Longterm Monitoring Helps Scientists Address Massive Gulf Corals Die-Off
Scientists are aggressively working to discover the cause of a massive coral reef die-off in the Gulf of Mexico and put into action recovery and restoration.
Last month, divers discovered the die-off in the East Bank of Flower Garden Banks National Marine Sanctuary. The sanctuary’s reefs are normally considered the healthiest in the Gulf, due to conservation efforts and its remote location of Mexico. Affected corals span 6.5 acres with some locations having 70% mortality, including several thousand dead coral colonies and countless numbers of reef invertebrates. Many of the dead colonies are over 1000 years old.
Rapid response work led by NOAA and Bureau of Ocean Energy Management scientists has included water chemistry testing, benthic and fish surveys and collection and analysis of more than 300 corals and sponges samples micro-organism communities and genetic markers. An essential tool is research from long-term monitoring, funded by NMSF. In 2011, NMSF began supporting annual scientific cruises to monitor the health of sanctuaries, particularly coral sites, marine resources and water quality. The data records conditions and detects early warning signs including impact of climate change and potential environmental crime. NMSF’s funding has accelerated as federal government spending on such monitoring has diminished.
Researchers believe the event has stabilized although its cause remains unknown. Monitoring continues, with NMSF committing additional funds to deploy Remotely Operated Vehicle (ROV) technology in the sanctuary and to support further monitoring in 2017.

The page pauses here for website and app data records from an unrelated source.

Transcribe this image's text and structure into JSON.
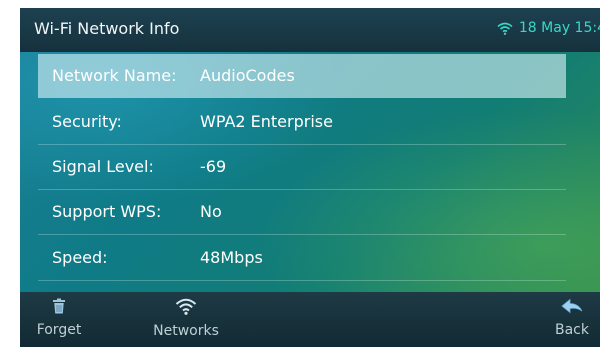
{
  "status_bar": {
    "title": "Wi-Fi Network Info",
    "date_time": "18 May 15:4",
    "wifi_icon": "wifi-signal-icon"
  },
  "colors": {
    "accent": "#39d8c6",
    "selected_row": "#cfe9ee",
    "softkey_bar": "#16313d"
  },
  "rows": [
    {
      "label": "Network Name:",
      "value": "AudioCodes",
      "selected": true
    },
    {
      "label": "Security:",
      "value": "WPA2 Enterprise"
    },
    {
      "label": "Signal Level:",
      "value": "-69"
    },
    {
      "label": "Support WPS:",
      "value": "No"
    },
    {
      "label": "Speed:",
      "value": "48Mbps"
    }
  ],
  "softkeys": [
    {
      "label": "Forget",
      "icon": "trash-icon"
    },
    {
      "label": "Networks",
      "icon": "wifi-icon"
    },
    {
      "label": "Back",
      "icon": "back-arrow-icon"
    }
  ]
}
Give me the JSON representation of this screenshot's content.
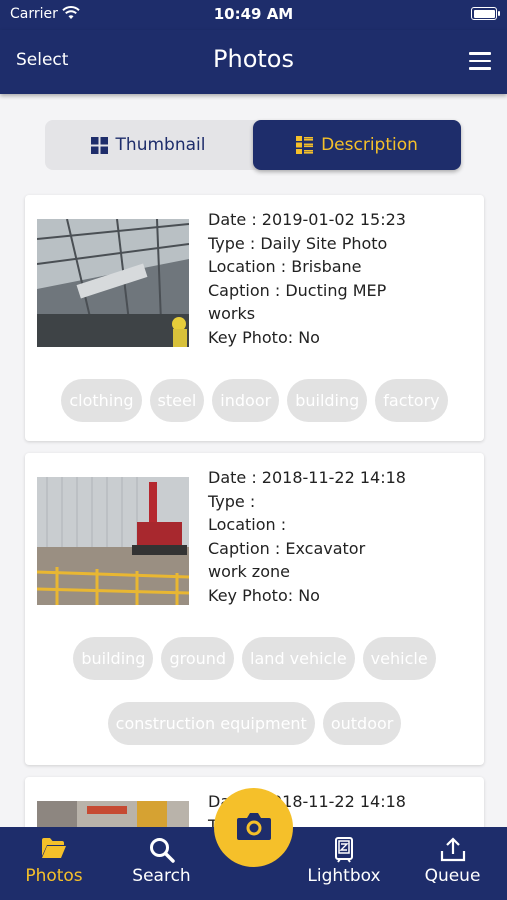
{
  "status_bar": {
    "carrier": "Carrier",
    "time": "10:49 AM"
  },
  "nav": {
    "left_label": "Select",
    "title": "Photos",
    "menu_icon": "hamburger-menu-icon"
  },
  "view_toggle": {
    "thumbnail_label": "Thumbnail",
    "description_label": "Description",
    "selected": "Description"
  },
  "photos": [
    {
      "date": "Date : 2019-01-02 15:23",
      "type": "Type : Daily Site Photo",
      "location": "Location : Brisbane",
      "caption_line1": "Caption : Ducting MEP",
      "caption_line2": "works",
      "key_photo": "Key Photo: No",
      "tags": [
        "clothing",
        "steel",
        "indoor",
        "building",
        "factory"
      ]
    },
    {
      "date": "Date : 2018-11-22 14:18",
      "type": "Type :",
      "location": "Location :",
      "caption_line1": "Caption : Excavator",
      "caption_line2": "work zone",
      "key_photo": "Key Photo: No",
      "tags": [
        "building",
        "ground",
        "land vehicle",
        "vehicle",
        "construction equipment",
        "outdoor"
      ]
    },
    {
      "date": "Date : 2018-11-22 14:18",
      "type": "Type :"
    }
  ],
  "tab_bar": {
    "photos": "Photos",
    "search": "Search",
    "lightbox": "Lightbox",
    "queue": "Queue",
    "active": "Photos"
  },
  "colors": {
    "brand": "#1e2d6b",
    "accent": "#f5c02a",
    "tag_bg": "#e2e2e2"
  }
}
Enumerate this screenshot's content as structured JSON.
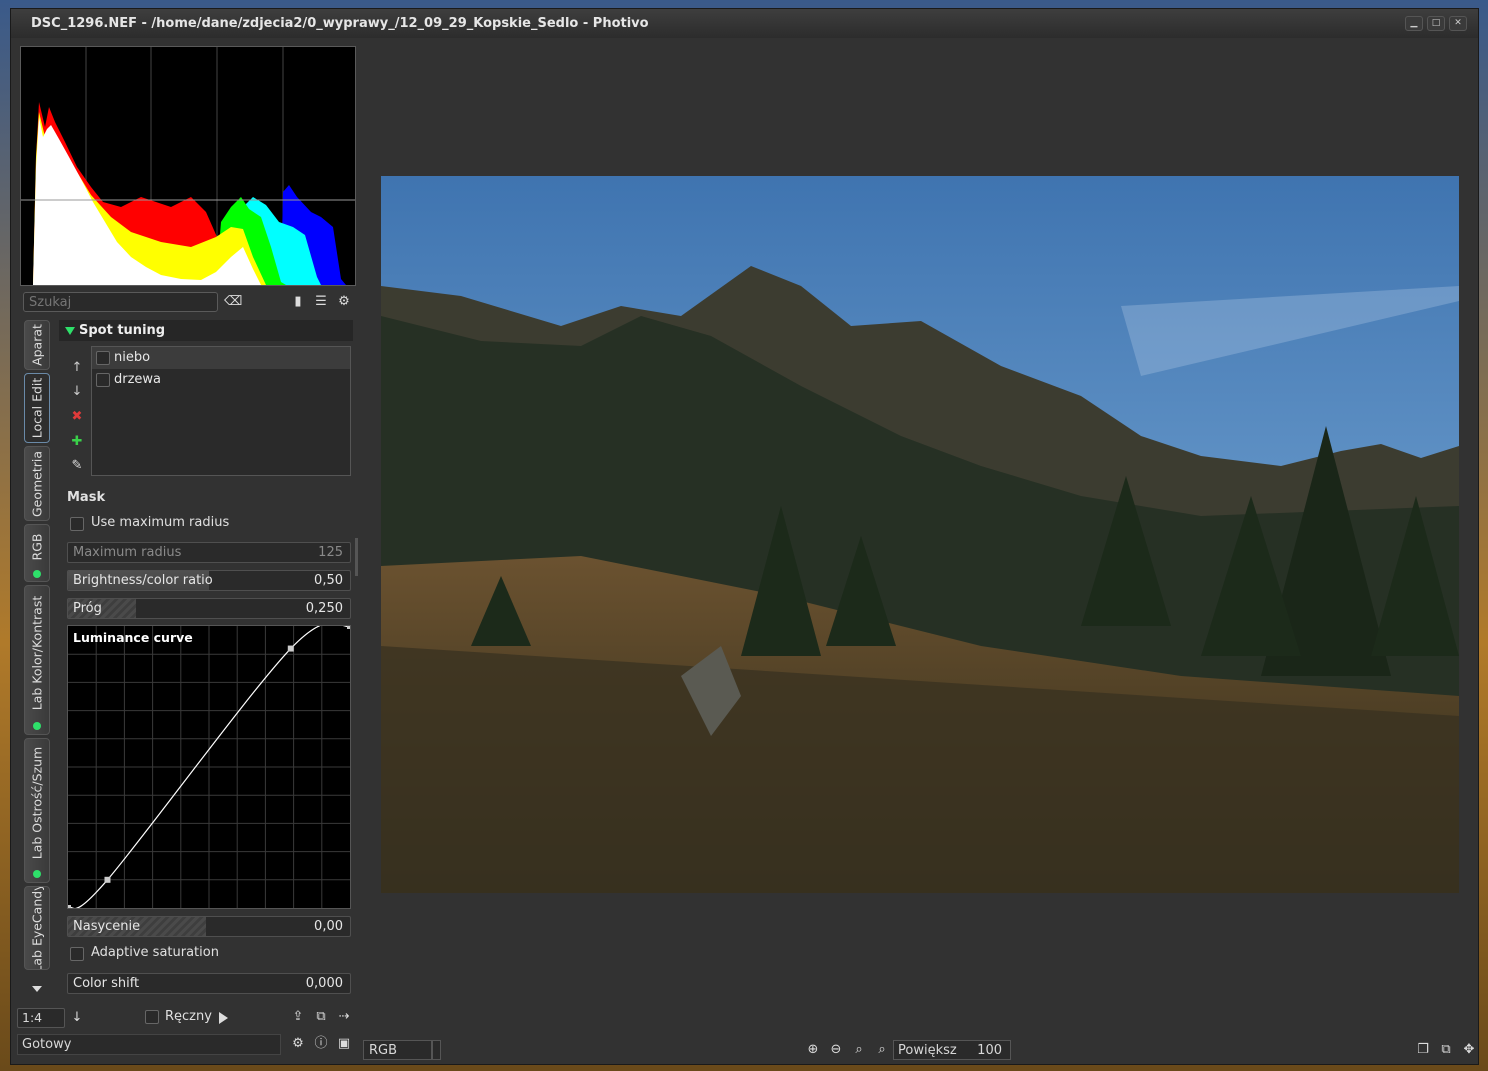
{
  "window": {
    "title": "DSC_1296.NEF - /home/dane/zdjecia2/0_wyprawy_/12_09_29_Kopskie_Sedlo - Photivo",
    "controls": [
      "minimize",
      "maximize",
      "close"
    ]
  },
  "search": {
    "placeholder": "Szukaj"
  },
  "vertical_tabs": [
    {
      "label": "Aparat",
      "active": false
    },
    {
      "label": "Local Edit",
      "active": true
    },
    {
      "label": "Geometria",
      "active": false
    },
    {
      "label": "RGB",
      "active": false
    },
    {
      "label": "Lab Kolor/Kontrast",
      "active": false
    },
    {
      "label": "Lab Ostrość/Szum",
      "active": false
    },
    {
      "label": "Lab EyeCandy",
      "active": false
    }
  ],
  "spot_tuning": {
    "header": "Spot tuning",
    "spots": [
      "niebo",
      "drzewa"
    ],
    "mask_label": "Mask",
    "use_max_radius": "Use maximum radius",
    "max_radius": {
      "label": "Maximum radius",
      "value": "125"
    },
    "brightness_ratio": {
      "label": "Brightness/color ratio",
      "value": "0,50",
      "fraction": 0.5
    },
    "threshold": {
      "label": "Próg",
      "value": "0,250",
      "fraction": 0.24
    },
    "curve_title": "Luminance curve",
    "curve_points": [
      [
        0,
        0
      ],
      [
        0.14,
        0.1
      ],
      [
        0.79,
        0.92
      ],
      [
        1,
        1
      ]
    ],
    "saturation": {
      "label": "Nasycenie",
      "value": "0,00",
      "fraction": 0.49
    },
    "adaptive_saturation": "Adaptive saturation",
    "color_shift": {
      "label": "Color shift",
      "value": "0,000",
      "fraction": 0.0
    }
  },
  "bottom_left": {
    "zoom_ratio": "1:4",
    "manual_label": "Ręczny",
    "status": "Gotowy"
  },
  "bottom_right": {
    "colorspace": "RGB",
    "zoom_label": "Powiększ",
    "zoom_value": "100"
  },
  "colors": {
    "accent_green": "#2ee06a",
    "panel_bg": "#323232"
  }
}
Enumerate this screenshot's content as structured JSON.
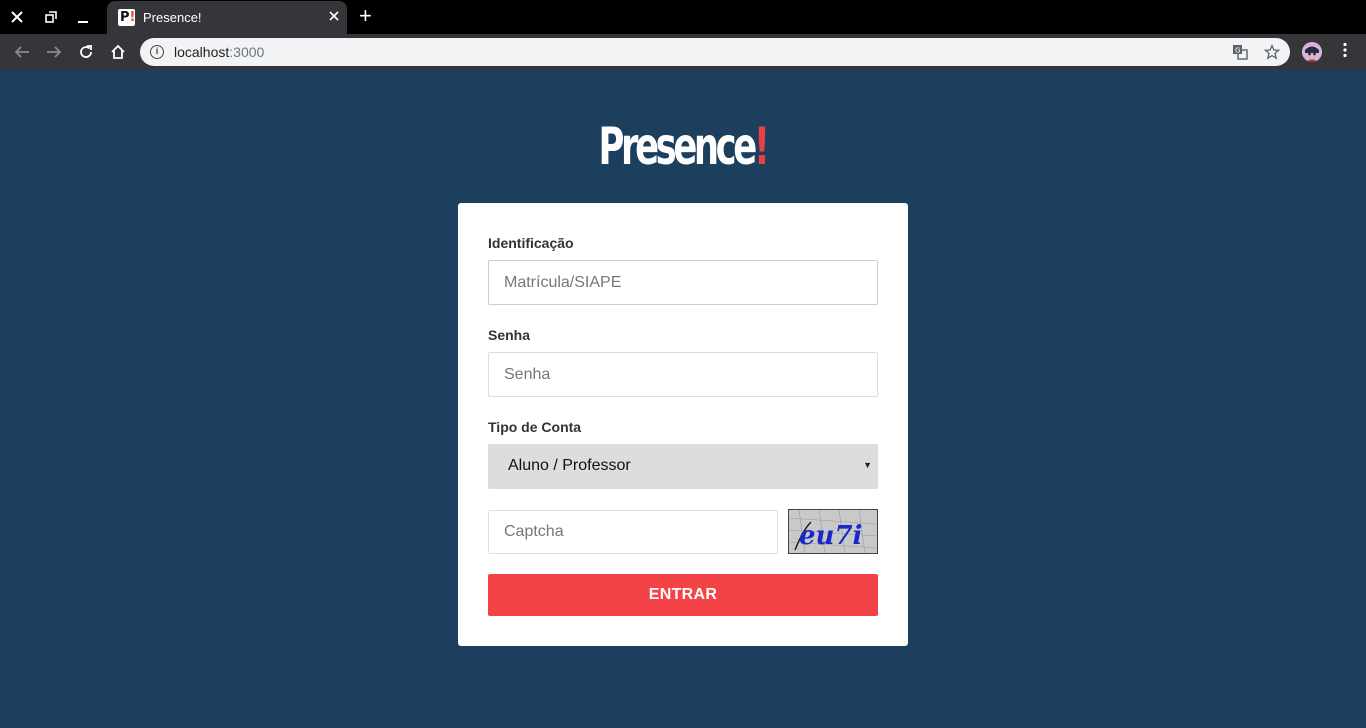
{
  "browser": {
    "tab_title": "Presence!",
    "favicon_text": "P",
    "favicon_bang": "!",
    "url_host": "localhost",
    "url_port": ":3000",
    "new_tab_label": "+"
  },
  "logo": {
    "text": "Presence",
    "bang": "!"
  },
  "form": {
    "identification_label": "Identificação",
    "identification_placeholder": "Matrícula/SIAPE",
    "password_label": "Senha",
    "password_placeholder": "Senha",
    "account_type_label": "Tipo de Conta",
    "account_type_selected": "Aluno / Professor",
    "captcha_placeholder": "Captcha",
    "captcha_image_text": "eu7i",
    "submit_label": "ENTRAR"
  },
  "colors": {
    "page_background": "#1d3f5e",
    "accent": "#f44346",
    "select_background": "#dddddd"
  },
  "icons": {
    "window_close": "close-icon",
    "window_restore": "restore-icon",
    "window_minimize": "minimize-icon",
    "back": "arrow-left-icon",
    "forward": "arrow-right-icon",
    "reload": "reload-icon",
    "home": "home-icon",
    "site_info": "info-icon",
    "translate": "translate-icon",
    "bookmark": "star-icon",
    "menu": "more-vertical-icon"
  }
}
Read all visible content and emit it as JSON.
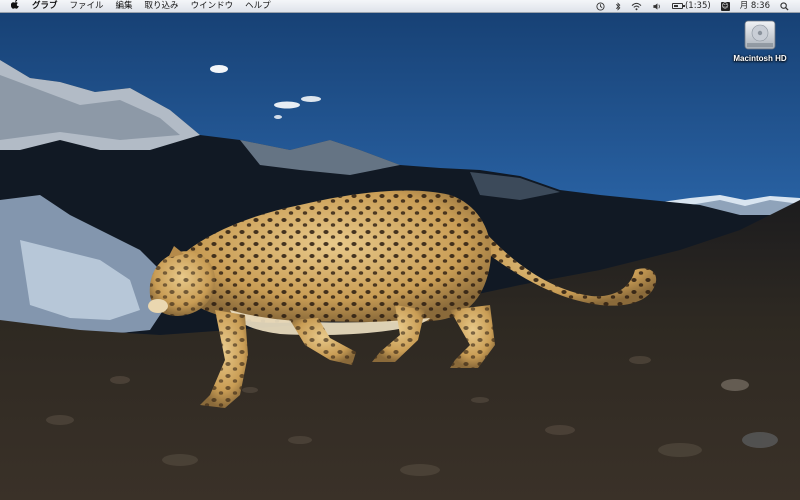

To learn more: sign up to receive occasional updates from NMSF on conservation, policy, technology and other marine sanctuary subjects. You can also follow the situation through Flower Garden Banks NMS updated status report and video.